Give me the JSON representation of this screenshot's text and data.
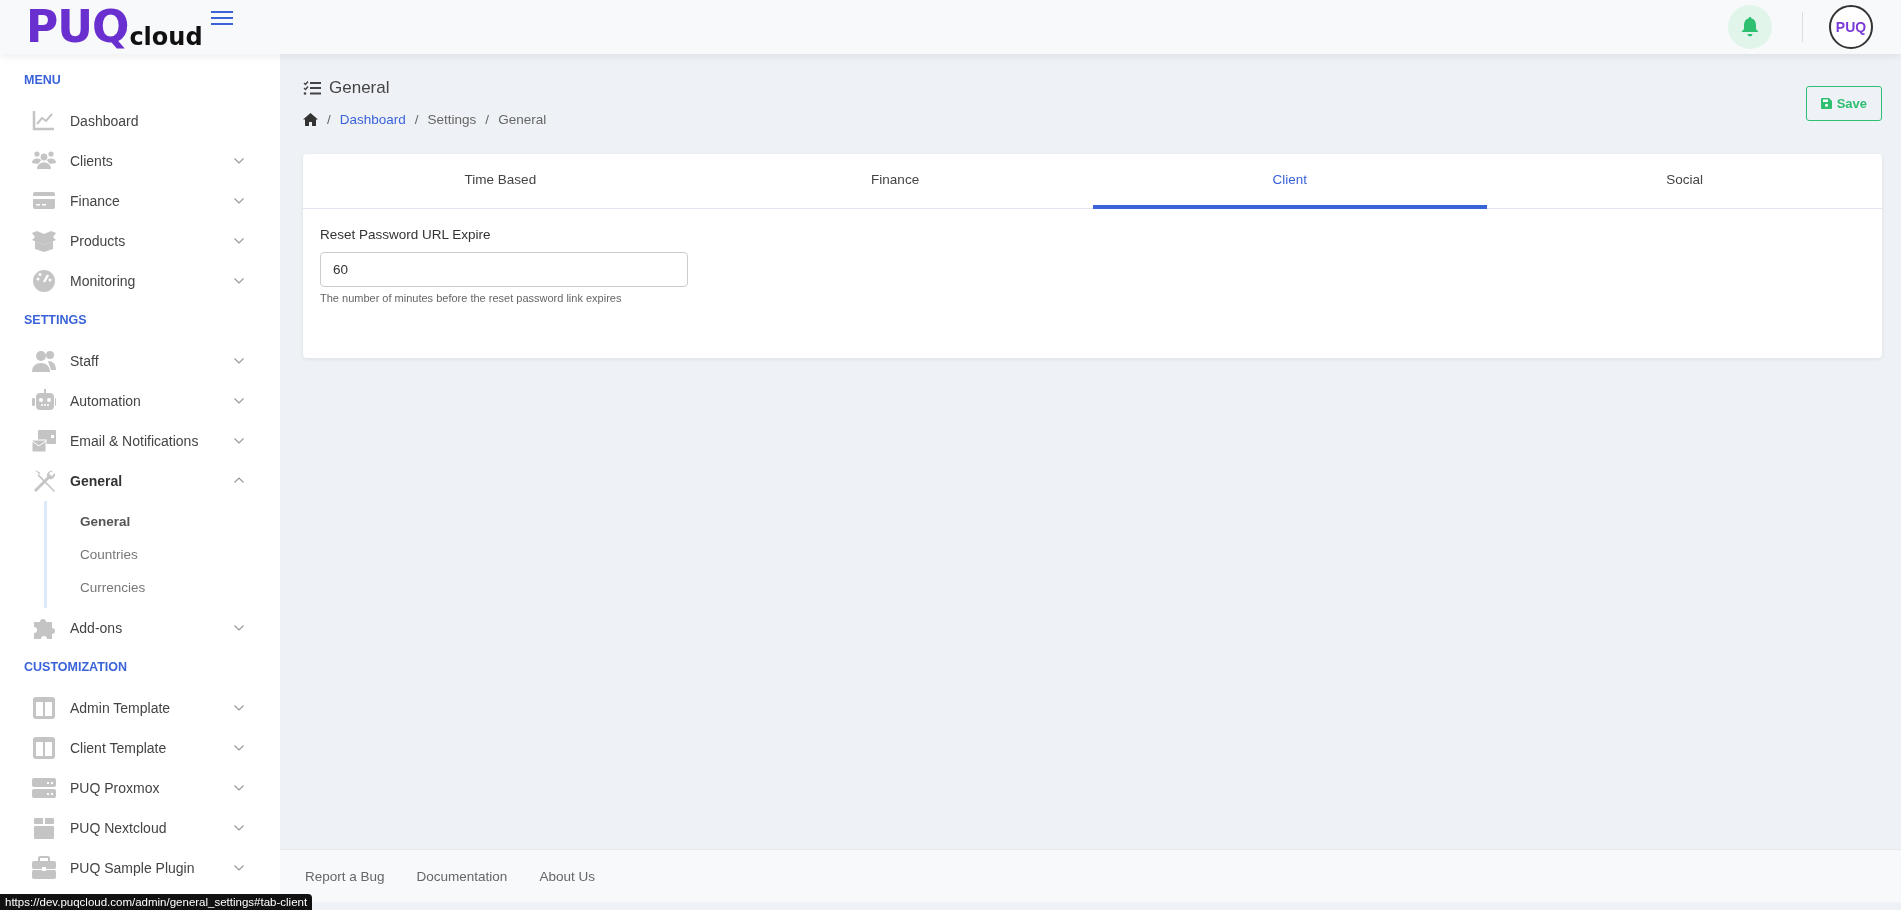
{
  "header": {
    "logo_main": "PUQ",
    "logo_sub": "cloud",
    "avatar": "PUQ"
  },
  "sidebar": {
    "sections": [
      {
        "title": "MENU",
        "items": [
          {
            "label": "Dashboard",
            "expandable": false,
            "expanded": false,
            "selected": false
          },
          {
            "label": "Clients",
            "expandable": true,
            "expanded": false,
            "selected": false
          },
          {
            "label": "Finance",
            "expandable": true,
            "expanded": false,
            "selected": false
          },
          {
            "label": "Products",
            "expandable": true,
            "expanded": false,
            "selected": false
          },
          {
            "label": "Monitoring",
            "expandable": true,
            "expanded": false,
            "selected": false
          }
        ]
      },
      {
        "title": "SETTINGS",
        "items": [
          {
            "label": "Staff",
            "expandable": true,
            "expanded": false,
            "selected": false
          },
          {
            "label": "Automation",
            "expandable": true,
            "expanded": false,
            "selected": false
          },
          {
            "label": "Email & Notifications",
            "expandable": true,
            "expanded": false,
            "selected": false
          },
          {
            "label": "General",
            "expandable": true,
            "expanded": true,
            "selected": true,
            "children": [
              {
                "label": "General",
                "selected": true
              },
              {
                "label": "Countries",
                "selected": false
              },
              {
                "label": "Currencies",
                "selected": false
              }
            ]
          },
          {
            "label": "Add-ons",
            "expandable": true,
            "expanded": false,
            "selected": false
          }
        ]
      },
      {
        "title": "CUSTOMIZATION",
        "items": [
          {
            "label": "Admin Template",
            "expandable": true,
            "expanded": false,
            "selected": false
          },
          {
            "label": "Client Template",
            "expandable": true,
            "expanded": false,
            "selected": false
          },
          {
            "label": "PUQ Proxmox",
            "expandable": true,
            "expanded": false,
            "selected": false
          },
          {
            "label": "PUQ Nextcloud",
            "expandable": true,
            "expanded": false,
            "selected": false
          },
          {
            "label": "PUQ Sample Plugin",
            "expandable": true,
            "expanded": false,
            "selected": false
          }
        ]
      }
    ]
  },
  "page": {
    "title": "General",
    "separator": "/",
    "breadcrumb": [
      {
        "label": "Dashboard",
        "link": true
      },
      {
        "label": "Settings",
        "link": false
      },
      {
        "label": "General",
        "link": false
      }
    ],
    "save_button": "Save"
  },
  "tabs": [
    {
      "label": "Time Based",
      "selected": false
    },
    {
      "label": "Finance",
      "selected": false
    },
    {
      "label": "Client",
      "selected": true
    },
    {
      "label": "Social",
      "selected": false
    }
  ],
  "form": {
    "label": "Reset Password URL Expire",
    "value": "60",
    "help": "The number of minutes before the reset password link expires"
  },
  "footer": {
    "links": [
      "Report a Bug",
      "Documentation",
      "About Us"
    ]
  },
  "status_bar": {
    "url": "https://dev.puqcloud.com/admin/general_settings#tab-client"
  }
}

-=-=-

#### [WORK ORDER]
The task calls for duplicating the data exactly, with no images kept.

#### [EXERCISE OUTPUT]
Give me the JSON representation of this screenshot's text and data.
{
  "header": {
    "logo_main": "PUQ",
    "logo_sub": "cloud",
    "avatar": "PUQ"
  },
  "sidebar": {
    "sections": [
      {
        "title": "MENU",
        "items": [
          {
            "label": "Dashboard",
            "expandable": false,
            "expanded": false,
            "selected": false
          },
          {
            "label": "Clients",
            "expandable": true,
            "expanded": false,
            "selected": false
          },
          {
            "label": "Finance",
            "expandable": true,
            "expanded": false,
            "selected": false
          },
          {
            "label": "Products",
            "expandable": true,
            "expanded": false,
            "selected": false
          },
          {
            "label": "Monitoring",
            "expandable": true,
            "expanded": false,
            "selected": false
          }
        ]
      },
      {
        "title": "SETTINGS",
        "items": [
          {
            "label": "Staff",
            "expandable": true,
            "expanded": false,
            "selected": false
          },
          {
            "label": "Automation",
            "expandable": true,
            "expanded": false,
            "selected": false
          },
          {
            "label": "Email & Notifications",
            "expandable": true,
            "expanded": false,
            "selected": false
          },
          {
            "label": "General",
            "expandable": true,
            "expanded": true,
            "selected": true,
            "children": [
              {
                "label": "General",
                "selected": true
              },
              {
                "label": "Countries",
                "selected": false
              },
              {
                "label": "Currencies",
                "selected": false
              }
            ]
          },
          {
            "label": "Add-ons",
            "expandable": true,
            "expanded": false,
            "selected": false
          }
        ]
      },
      {
        "title": "CUSTOMIZATION",
        "items": [
          {
            "label": "Admin Template",
            "expandable": true,
            "expanded": false,
            "selected": false
          },
          {
            "label": "Client Template",
            "expandable": true,
            "expanded": false,
            "selected": false
          },
          {
            "label": "PUQ Proxmox",
            "expandable": true,
            "expanded": false,
            "selected": false
          },
          {
            "label": "PUQ Nextcloud",
            "expandable": true,
            "expanded": false,
            "selected": false
          },
          {
            "label": "PUQ Sample Plugin",
            "expandable": true,
            "expanded": false,
            "selected": false
          }
        ]
      }
    ]
  },
  "page": {
    "title": "General",
    "separator": "/",
    "breadcrumb": [
      {
        "label": "Dashboard",
        "link": true
      },
      {
        "label": "Settings",
        "link": false
      },
      {
        "label": "General",
        "link": false
      }
    ],
    "save_button": "Save"
  },
  "tabs": [
    {
      "label": "Time Based",
      "selected": false
    },
    {
      "label": "Finance",
      "selected": false
    },
    {
      "label": "Client",
      "selected": true
    },
    {
      "label": "Social",
      "selected": false
    }
  ],
  "form": {
    "label": "Reset Password URL Expire",
    "value": "60",
    "help": "The number of minutes before the reset password link expires"
  },
  "footer": {
    "links": [
      "Report a Bug",
      "Documentation",
      "About Us"
    ]
  },
  "status_bar": {
    "url": "https://dev.puqcloud.com/admin/general_settings#tab-client"
  }
}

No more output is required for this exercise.